• **Prompt**: For this task, retype the records below exactly.

• **Items from an interface collection**:
------------

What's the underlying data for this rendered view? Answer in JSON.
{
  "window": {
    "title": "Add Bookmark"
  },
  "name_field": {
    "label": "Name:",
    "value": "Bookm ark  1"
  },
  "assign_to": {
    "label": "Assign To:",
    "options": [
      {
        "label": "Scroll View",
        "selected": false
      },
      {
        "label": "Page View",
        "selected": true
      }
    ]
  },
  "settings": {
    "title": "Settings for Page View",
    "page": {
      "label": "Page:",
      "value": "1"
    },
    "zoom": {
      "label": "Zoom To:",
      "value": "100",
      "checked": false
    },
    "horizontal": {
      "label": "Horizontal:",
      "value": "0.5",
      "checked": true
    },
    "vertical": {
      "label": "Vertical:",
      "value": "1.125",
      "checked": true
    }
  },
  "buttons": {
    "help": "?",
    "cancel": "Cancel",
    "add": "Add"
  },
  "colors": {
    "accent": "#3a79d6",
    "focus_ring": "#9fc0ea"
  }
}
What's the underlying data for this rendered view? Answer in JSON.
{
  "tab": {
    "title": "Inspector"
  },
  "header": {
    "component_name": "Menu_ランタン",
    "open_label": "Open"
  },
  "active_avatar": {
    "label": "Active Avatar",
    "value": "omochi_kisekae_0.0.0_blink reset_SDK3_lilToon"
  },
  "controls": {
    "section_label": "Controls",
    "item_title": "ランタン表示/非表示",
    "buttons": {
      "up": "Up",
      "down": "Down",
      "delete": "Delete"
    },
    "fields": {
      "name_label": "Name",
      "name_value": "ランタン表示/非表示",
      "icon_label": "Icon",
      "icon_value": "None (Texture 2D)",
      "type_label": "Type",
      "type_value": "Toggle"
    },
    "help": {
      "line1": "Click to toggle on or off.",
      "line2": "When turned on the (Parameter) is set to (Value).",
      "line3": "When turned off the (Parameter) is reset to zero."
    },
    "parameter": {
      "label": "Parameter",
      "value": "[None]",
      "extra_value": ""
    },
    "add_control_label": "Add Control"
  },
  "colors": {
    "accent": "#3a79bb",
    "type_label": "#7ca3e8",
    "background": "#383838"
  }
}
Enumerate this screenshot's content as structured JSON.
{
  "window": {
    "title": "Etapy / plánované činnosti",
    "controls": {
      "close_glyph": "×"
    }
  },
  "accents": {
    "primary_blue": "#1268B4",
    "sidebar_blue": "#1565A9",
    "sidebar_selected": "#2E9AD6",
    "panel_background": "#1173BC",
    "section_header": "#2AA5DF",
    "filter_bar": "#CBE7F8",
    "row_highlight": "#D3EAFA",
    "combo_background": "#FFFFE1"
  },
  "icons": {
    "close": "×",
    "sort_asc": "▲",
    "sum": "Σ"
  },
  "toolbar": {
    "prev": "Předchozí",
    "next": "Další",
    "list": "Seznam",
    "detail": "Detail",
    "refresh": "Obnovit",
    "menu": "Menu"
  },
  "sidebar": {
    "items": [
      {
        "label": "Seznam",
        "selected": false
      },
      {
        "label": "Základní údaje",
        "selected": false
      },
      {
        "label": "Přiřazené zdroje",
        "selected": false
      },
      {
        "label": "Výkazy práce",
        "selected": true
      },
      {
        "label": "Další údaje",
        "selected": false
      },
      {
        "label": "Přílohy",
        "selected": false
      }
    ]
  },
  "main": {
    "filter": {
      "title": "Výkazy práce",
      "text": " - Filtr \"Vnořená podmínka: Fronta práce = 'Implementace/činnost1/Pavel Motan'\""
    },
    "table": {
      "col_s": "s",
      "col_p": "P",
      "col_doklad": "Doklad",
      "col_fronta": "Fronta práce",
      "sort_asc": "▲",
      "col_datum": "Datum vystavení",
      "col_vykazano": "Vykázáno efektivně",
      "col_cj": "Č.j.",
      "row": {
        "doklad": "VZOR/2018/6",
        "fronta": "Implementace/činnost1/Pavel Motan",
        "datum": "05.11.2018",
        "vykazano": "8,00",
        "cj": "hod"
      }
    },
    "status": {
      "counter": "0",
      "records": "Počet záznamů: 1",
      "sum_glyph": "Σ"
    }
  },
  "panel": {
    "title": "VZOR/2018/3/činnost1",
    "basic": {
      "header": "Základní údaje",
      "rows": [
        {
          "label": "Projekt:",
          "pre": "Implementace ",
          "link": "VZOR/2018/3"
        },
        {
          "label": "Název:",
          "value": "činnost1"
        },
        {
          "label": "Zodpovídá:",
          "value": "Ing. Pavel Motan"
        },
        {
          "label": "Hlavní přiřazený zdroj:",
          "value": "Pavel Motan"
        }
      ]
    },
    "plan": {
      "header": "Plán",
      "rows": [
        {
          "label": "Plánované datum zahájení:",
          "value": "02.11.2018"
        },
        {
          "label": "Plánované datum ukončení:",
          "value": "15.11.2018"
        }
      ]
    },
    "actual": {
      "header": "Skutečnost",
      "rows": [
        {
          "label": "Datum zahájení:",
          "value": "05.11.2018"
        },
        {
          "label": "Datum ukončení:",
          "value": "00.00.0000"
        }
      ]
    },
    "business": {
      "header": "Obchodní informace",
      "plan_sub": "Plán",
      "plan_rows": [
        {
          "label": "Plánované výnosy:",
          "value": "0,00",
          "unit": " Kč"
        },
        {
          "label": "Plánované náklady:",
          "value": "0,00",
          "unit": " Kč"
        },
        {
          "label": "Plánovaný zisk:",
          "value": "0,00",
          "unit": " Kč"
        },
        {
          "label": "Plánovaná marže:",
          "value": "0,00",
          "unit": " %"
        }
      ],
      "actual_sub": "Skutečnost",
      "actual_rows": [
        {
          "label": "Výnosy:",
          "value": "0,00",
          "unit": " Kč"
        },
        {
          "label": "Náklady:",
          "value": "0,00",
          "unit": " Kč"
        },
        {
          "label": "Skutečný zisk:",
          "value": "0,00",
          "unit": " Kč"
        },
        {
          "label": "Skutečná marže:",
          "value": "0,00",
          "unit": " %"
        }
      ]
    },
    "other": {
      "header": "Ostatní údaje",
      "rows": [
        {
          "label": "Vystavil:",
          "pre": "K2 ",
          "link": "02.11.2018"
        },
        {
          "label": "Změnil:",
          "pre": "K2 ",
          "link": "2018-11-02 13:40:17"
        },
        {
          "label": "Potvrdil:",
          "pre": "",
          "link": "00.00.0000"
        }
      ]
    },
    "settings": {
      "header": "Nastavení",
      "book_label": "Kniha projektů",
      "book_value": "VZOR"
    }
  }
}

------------

• **Completed exercise**:
What's the underlying data for this rendered view? Answer in JSON.
{
  "window": {
    "title": "Add Bookmark"
  },
  "name_field": {
    "label": "Name:",
    "value": "Bookm ark  1"
  },
  "assign_to": {
    "label": "Assign To:",
    "options": [
      {
        "label": "Scroll View",
        "selected": false
      },
      {
        "label": "Page View",
        "selected": true
      }
    ]
  },
  "settings": {
    "title": "Settings for Page View",
    "page": {
      "label": "Page:",
      "value": "1"
    },
    "zoom": {
      "label": "Zoom To:",
      "value": "100",
      "checked": false
    },
    "horizontal": {
      "label": "Horizontal:",
      "value": "0.5",
      "checked": true
    },
    "vertical": {
      "label": "Vertical:",
      "value": "1.125",
      "checked": true
    }
  },
  "buttons": {
    "help": "?",
    "cancel": "Cancel",
    "add": "Add"
  },
  "colors": {
    "accent": "#3a79d6",
    "focus_ring": "#9fc0ea"
  }
}
What's the underlying data for this rendered view? Answer in JSON.
{
  "tab": {
    "title": "Inspector"
  },
  "header": {
    "component_name": "Menu_ランタン",
    "open_label": "Open"
  },
  "active_avatar": {
    "label": "Active Avatar",
    "value": "omochi_kisekae_0.0.0_blink reset_SDK3_lilToon"
  },
  "controls": {
    "section_label": "Controls",
    "item_title": "ランタン表示/非表示",
    "buttons": {
      "up": "Up",
      "down": "Down",
      "delete": "Delete"
    },
    "fields": {
      "name_label": "Name",
      "name_value": "ランタン表示/非表示",
      "icon_label": "Icon",
      "icon_value": "None (Texture 2D)",
      "type_label": "Type",
      "type_value": "Toggle"
    },
    "help": {
      "line1": "Click to toggle on or off.",
      "line2": "When turned on the (Parameter) is set to (Value).",
      "line3": "When turned off the (Parameter) is reset to zero."
    },
    "parameter": {
      "label": "Parameter",
      "value": "[None]",
      "extra_value": ""
    },
    "add_control_label": "Add Control"
  },
  "colors": {
    "accent": "#3a79bb",
    "type_label": "#7ca3e8",
    "background": "#383838"
  }
}
Enumerate this screenshot's content as structured JSON.
{
  "window": {
    "title": "Etapy / plánované činnosti",
    "controls": {
      "close_glyph": "×"
    }
  },
  "accents": {
    "primary_blue": "#1268B4",
    "sidebar_blue": "#1565A9",
    "sidebar_selected": "#2E9AD6",
    "panel_background": "#1173BC",
    "section_header": "#2AA5DF",
    "filter_bar": "#CBE7F8",
    "row_highlight": "#D3EAFA",
    "combo_background": "#FFFFE1"
  },
  "icons": {
    "close": "×",
    "sort_asc": "▲",
    "sum": "Σ"
  },
  "toolbar": {
    "prev": "Předchozí",
    "next": "Další",
    "list": "Seznam",
    "detail": "Detail",
    "refresh": "Obnovit",
    "menu": "Menu"
  },
  "sidebar": {
    "items": [
      {
        "label": "Seznam",
        "selected": false
      },
      {
        "label": "Základní údaje",
        "selected": false
      },
      {
        "label": "Přiřazené zdroje",
        "selected": false
      },
      {
        "label": "Výkazy práce",
        "selected": true
      },
      {
        "label": "Další údaje",
        "selected": false
      },
      {
        "label": "Přílohy",
        "selected": false
      }
    ]
  },
  "main": {
    "filter": {
      "title": "Výkazy práce",
      "text": " - Filtr \"Vnořená podmínka: Fronta práce = 'Implementace/činnost1/Pavel Motan'\""
    },
    "table": {
      "col_s": "s",
      "col_p": "P",
      "col_doklad": "Doklad",
      "col_fronta": "Fronta práce",
      "sort_asc": "▲",
      "col_datum": "Datum vystavení",
      "col_vykazano": "Vykázáno efektivně",
      "col_cj": "Č.j.",
      "row": {
        "doklad": "VZOR/2018/6",
        "fronta": "Implementace/činnost1/Pavel Motan",
        "datum": "05.11.2018",
        "vykazano": "8,00",
        "cj": "hod"
      }
    },
    "status": {
      "counter": "0",
      "records": "Počet záznamů: 1",
      "sum_glyph": "Σ"
    }
  },
  "panel": {
    "title": "VZOR/2018/3/činnost1",
    "basic": {
      "header": "Základní údaje",
      "rows": [
        {
          "label": "Projekt:",
          "pre": "Implementace ",
          "link": "VZOR/2018/3"
        },
        {
          "label": "Název:",
          "value": "činnost1"
        },
        {
          "label": "Zodpovídá:",
          "value": "Ing. Pavel Motan"
        },
        {
          "label": "Hlavní přiřazený zdroj:",
          "value": "Pavel Motan"
        }
      ]
    },
    "plan": {
      "header": "Plán",
      "rows": [
        {
          "label": "Plánované datum zahájení:",
          "value": "02.11.2018"
        },
        {
          "label": "Plánované datum ukončení:",
          "value": "15.11.2018"
        }
      ]
    },
    "actual": {
      "header": "Skutečnost",
      "rows": [
        {
          "label": "Datum zahájení:",
          "value": "05.11.2018"
        },
        {
          "label": "Datum ukončení:",
          "value": "00.00.0000"
        }
      ]
    },
    "business": {
      "header": "Obchodní informace",
      "plan_sub": "Plán",
      "plan_rows": [
        {
          "label": "Plánované výnosy:",
          "value": "0,00",
          "unit": " Kč"
        },
        {
          "label": "Plánované náklady:",
          "value": "0,00",
          "unit": " Kč"
        },
        {
          "label": "Plánovaný zisk:",
          "value": "0,00",
          "unit": " Kč"
        },
        {
          "label": "Plánovaná marže:",
          "value": "0,00",
          "unit": " %"
        }
      ],
      "actual_sub": "Skutečnost",
      "actual_rows": [
        {
          "label": "Výnosy:",
          "value": "0,00",
          "unit": " Kč"
        },
        {
          "label": "Náklady:",
          "value": "0,00",
          "unit": " Kč"
        },
        {
          "label": "Skutečný zisk:",
          "value": "0,00",
          "unit": " Kč"
        },
        {
          "label": "Skutečná marže:",
          "value": "0,00",
          "unit": " %"
        }
      ]
    },
    "other": {
      "header": "Ostatní údaje",
      "rows": [
        {
          "label": "Vystavil:",
          "pre": "K2 ",
          "link": "02.11.2018"
        },
        {
          "label": "Změnil:",
          "pre": "K2 ",
          "link": "2018-11-02 13:40:17"
        },
        {
          "label": "Potvrdil:",
          "pre": "",
          "link": "00.00.0000"
        }
      ]
    },
    "settings": {
      "header": "Nastavení",
      "book_label": "Kniha projektů",
      "book_value": "VZOR"
    }
  }
}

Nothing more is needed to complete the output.